Look through the data that follows and say how many of its lines contain "timestamp", giving the number only.

════════════════

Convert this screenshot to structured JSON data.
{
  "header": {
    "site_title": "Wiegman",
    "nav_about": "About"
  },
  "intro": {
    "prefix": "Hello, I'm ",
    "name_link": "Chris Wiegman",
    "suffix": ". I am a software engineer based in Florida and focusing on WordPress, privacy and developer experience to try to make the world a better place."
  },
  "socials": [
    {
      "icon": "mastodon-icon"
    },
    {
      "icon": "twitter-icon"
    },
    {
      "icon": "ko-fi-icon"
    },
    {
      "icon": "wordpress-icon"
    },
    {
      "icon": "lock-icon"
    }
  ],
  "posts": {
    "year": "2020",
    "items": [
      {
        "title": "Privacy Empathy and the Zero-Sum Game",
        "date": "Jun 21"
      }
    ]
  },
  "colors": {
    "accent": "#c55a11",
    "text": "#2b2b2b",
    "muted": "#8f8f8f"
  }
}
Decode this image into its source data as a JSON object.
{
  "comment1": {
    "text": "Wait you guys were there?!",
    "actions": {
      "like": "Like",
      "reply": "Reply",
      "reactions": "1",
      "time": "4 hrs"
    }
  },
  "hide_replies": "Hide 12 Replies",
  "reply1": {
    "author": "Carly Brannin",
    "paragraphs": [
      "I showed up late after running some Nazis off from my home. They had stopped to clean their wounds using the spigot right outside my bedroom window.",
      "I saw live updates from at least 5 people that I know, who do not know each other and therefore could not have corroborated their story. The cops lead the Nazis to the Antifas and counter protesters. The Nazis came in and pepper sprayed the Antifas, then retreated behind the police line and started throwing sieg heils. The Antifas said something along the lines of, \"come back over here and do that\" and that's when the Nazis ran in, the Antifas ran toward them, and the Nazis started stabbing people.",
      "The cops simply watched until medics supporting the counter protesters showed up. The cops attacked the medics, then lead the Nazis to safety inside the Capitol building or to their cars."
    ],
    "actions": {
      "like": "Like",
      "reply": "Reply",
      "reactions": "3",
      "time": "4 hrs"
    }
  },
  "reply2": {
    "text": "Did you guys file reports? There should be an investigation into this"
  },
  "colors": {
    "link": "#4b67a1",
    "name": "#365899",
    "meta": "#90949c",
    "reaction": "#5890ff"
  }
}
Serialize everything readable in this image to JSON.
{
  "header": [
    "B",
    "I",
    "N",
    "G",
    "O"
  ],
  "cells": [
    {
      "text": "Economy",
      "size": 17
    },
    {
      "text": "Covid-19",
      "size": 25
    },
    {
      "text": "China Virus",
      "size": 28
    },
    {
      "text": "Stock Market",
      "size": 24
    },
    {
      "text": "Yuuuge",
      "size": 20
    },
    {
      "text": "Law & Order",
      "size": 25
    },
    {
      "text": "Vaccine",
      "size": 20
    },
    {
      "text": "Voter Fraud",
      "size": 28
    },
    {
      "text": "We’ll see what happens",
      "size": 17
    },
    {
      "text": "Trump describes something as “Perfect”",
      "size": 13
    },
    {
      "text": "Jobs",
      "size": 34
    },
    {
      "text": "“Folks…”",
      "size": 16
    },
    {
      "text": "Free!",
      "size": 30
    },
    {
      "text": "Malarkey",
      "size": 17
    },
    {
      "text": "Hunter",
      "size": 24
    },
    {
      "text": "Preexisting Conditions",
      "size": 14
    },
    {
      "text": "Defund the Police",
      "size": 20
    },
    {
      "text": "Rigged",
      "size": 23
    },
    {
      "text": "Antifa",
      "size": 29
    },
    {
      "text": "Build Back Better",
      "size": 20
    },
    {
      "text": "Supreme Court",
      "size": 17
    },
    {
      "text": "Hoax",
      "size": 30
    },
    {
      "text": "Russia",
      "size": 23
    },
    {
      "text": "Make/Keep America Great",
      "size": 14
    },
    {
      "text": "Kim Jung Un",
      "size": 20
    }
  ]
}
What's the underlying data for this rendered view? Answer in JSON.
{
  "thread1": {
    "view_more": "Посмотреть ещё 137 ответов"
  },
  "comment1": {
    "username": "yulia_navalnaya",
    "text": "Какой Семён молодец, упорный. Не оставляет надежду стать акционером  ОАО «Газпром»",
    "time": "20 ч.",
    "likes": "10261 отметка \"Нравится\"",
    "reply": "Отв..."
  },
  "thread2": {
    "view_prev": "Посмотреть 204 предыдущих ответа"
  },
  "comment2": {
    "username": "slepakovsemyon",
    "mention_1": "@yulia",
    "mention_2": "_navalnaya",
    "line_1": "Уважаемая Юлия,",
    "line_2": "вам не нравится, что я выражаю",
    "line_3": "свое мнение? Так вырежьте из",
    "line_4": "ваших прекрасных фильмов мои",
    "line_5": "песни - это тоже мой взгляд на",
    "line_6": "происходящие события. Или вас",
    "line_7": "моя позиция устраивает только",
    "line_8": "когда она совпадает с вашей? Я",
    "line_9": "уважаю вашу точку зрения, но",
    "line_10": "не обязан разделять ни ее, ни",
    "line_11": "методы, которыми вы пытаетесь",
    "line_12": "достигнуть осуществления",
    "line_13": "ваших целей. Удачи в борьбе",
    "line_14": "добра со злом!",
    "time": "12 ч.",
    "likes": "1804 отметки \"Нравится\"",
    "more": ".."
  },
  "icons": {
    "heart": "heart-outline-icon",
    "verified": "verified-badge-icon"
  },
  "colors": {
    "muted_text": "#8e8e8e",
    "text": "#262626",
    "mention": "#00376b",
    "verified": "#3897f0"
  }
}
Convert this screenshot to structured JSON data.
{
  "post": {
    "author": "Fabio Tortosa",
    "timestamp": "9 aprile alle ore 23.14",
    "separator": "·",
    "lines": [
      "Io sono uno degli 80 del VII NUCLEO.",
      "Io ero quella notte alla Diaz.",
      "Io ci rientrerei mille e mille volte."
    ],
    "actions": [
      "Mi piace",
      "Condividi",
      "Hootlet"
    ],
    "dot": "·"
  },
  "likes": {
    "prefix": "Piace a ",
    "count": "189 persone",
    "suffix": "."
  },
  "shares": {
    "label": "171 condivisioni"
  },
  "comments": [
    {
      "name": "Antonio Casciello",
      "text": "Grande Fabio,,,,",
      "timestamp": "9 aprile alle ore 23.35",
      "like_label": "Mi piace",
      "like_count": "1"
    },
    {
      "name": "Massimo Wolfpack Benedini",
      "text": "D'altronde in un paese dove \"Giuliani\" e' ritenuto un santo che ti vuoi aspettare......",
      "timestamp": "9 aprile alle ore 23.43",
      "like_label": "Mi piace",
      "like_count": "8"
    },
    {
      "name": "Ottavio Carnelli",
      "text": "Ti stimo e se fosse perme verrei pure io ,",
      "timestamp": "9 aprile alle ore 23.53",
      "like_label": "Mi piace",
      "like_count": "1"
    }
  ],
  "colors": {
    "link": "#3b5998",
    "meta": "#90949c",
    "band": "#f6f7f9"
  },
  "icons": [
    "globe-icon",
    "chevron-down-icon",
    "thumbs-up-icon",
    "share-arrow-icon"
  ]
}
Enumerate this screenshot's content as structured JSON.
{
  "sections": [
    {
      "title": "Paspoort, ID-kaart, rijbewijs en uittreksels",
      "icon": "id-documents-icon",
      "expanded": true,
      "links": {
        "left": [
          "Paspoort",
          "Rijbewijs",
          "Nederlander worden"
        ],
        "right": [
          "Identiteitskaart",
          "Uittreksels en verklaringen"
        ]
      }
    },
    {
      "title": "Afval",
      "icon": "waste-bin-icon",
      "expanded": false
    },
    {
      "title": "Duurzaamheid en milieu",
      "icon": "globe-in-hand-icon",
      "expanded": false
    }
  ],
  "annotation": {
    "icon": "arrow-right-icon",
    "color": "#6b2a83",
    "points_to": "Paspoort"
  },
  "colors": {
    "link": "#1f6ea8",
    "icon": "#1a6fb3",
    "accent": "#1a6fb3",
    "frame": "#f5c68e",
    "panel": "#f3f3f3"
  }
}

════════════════

**YOUR SOLUTION:** 4